Mail-in Voting

Mail-in voting, also known as absentee voting or postal ballot, has been in vogue in the United States for a long time. Since the 2020 presidential election is being held at a time when the Covid-19 pandemic has already claimed over 2000, 000 American lives, a large number of electorate has preferred to mail-in voting mechanism and media reports show that by the middle of October 2020, more than 56 million people have already cast their votes by mail-in voting and there is possibility that 85 million people could cast vote before November 3. Approximately 240 million American citizens are eligible to vote this year.

The US has centuries long history of voting by mail. In the 17-century Massachusetts, people could vote from home if their homes were “vulnerable to Indian attack.”

Nevertheless, it as during the Civil Way that America first experimented with absentee voting on a bigger scale, and during the 1864 presidential election, Union soldiers were allowed to vote in camps and hospitals, under the supervision of clerks or state officials.

The absentee voting mechanism was permitted during the First World War for soldiers. In the subsequent period, the people who voted by mail often had to have a  specific reason for not being able to vote in person on Election Day; and this situation underwent a change in 1978, when California became the first State in the US to allow voters to apply for an absentee ballot without having to provide any reason or excuse. In the State of Oregon, the first entirely mail-in federal primary elections occurred and in 1996, the first mail-only general election took place, and at present it is said to be an all vote-by-mail state.

Interestingly, prior to the outbreak of Covid-19, five states — Colorado, Hawaii, Oregon, Washington and Utah — were already conducting entirely mail-in elections. As per American media reports, 29 states and Washington D.C. permitted ‘no excuse’mail in absentee voting, and 16 states allowed voters to cast a ballot by mail if they had an excuse. Interestingly, in the 2016 presidential election, about 25 per cent voters are said to have cast their votes via ballots mailed to them.

As one expert has put it, vote-by-mail programme is often bot attracting more people into the voting place, but for making it more convenient for those who cast their vote anyway. In present times of Covid-19 that are characterized by uncertainties, election officials this author came across in Washington have opined that American electorate can rely on vote-by-mail mechanism being ‘safe and secure.’  

Towards the Finale

Undeniably, national polls are a good guide as to ascertain as to how popular a candidate is across the entire country; nonetheless, they’re not essentially a reliable criterion to predict the result of the election. In 2016, for example, Hillary Clinton led in the polls and won nearly three million more votes than Donald Trump, but she still lost — that’s because there exists an electoral college system that indicates that winning the most votes doesn’t always win you the election.

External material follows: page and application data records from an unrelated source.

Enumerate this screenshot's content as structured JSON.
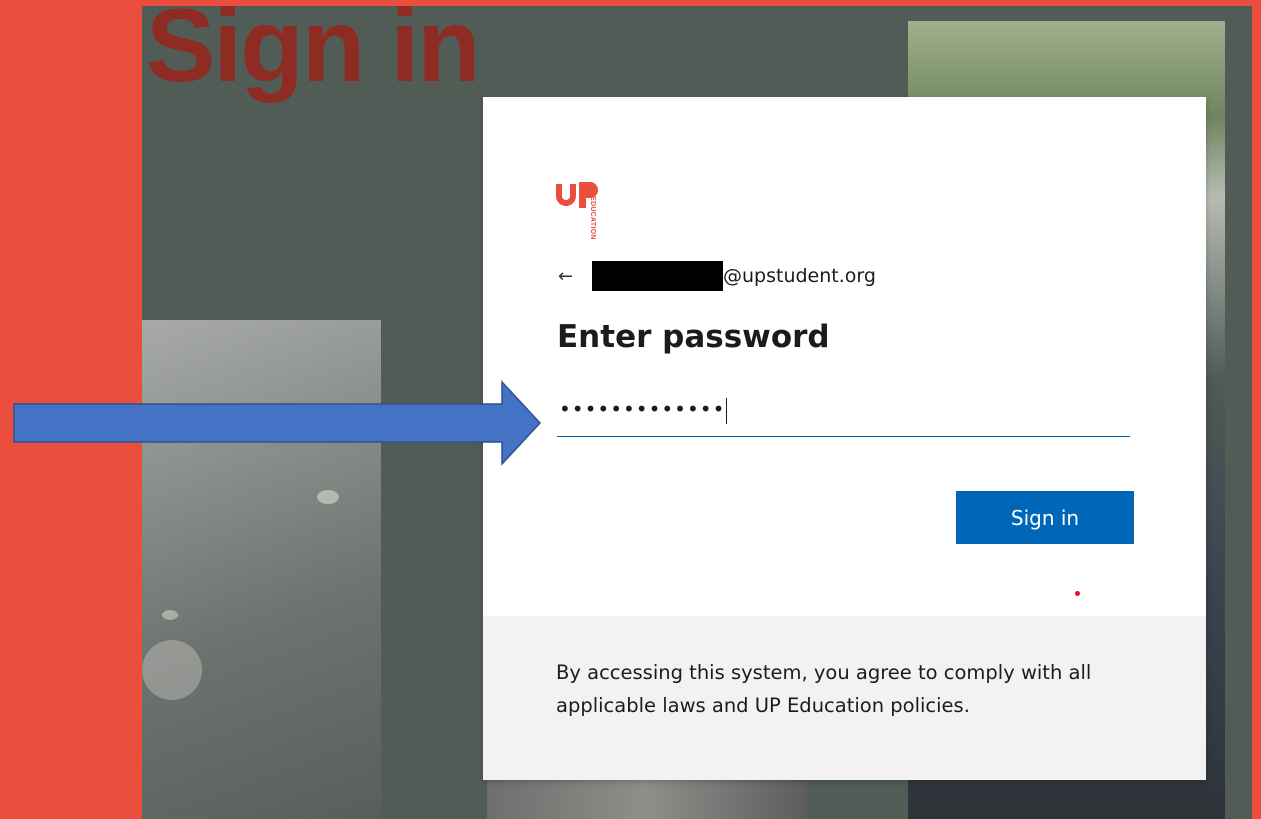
{
  "background": {
    "title": "Sign in"
  },
  "brand": {
    "logo_text": "UP",
    "logo_subtext": "EDUCATION",
    "accent": "#e94f3c"
  },
  "identity": {
    "email_suffix": "@upstudent.org",
    "back_icon": "arrow-left-icon"
  },
  "heading": "Enter password",
  "password": {
    "masked_value": "•••••••••••••"
  },
  "sign_in_button": {
    "label": "Sign in",
    "color": "#0067b8"
  },
  "footer": {
    "text": "By accessing this system, you agree to comply with all applicable laws and UP Education policies."
  },
  "annotation": {
    "arrow_color": "#4472c4"
  }
}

People in the US vote for the persons called ‘electors’ in their state who are supporting the candidates they want to be in the Oval Office, and this process is called the Electoral College. The more populous a state, the more ‘electors’ there are for that state. For instance, California, with apopulation of 38.8 million, has 55 votes whereas Delaware, having a population nearly a million people, has just three votes.

Presently, there are 538 electors in the Electoral College, corresponding to the 435 Representatives, both congressmen and congresswomen, and 100 senators, along with the three additional electors from the District of Columbia. Election experts in Washington have apprised this author that the candidate with the most electors wins all the state’s electoral college votes and the first candidate securing 270 electoral votes is elected to the office of President of the United States of America.

Dr Anil Singh is currently in Washington to cover the presidential election.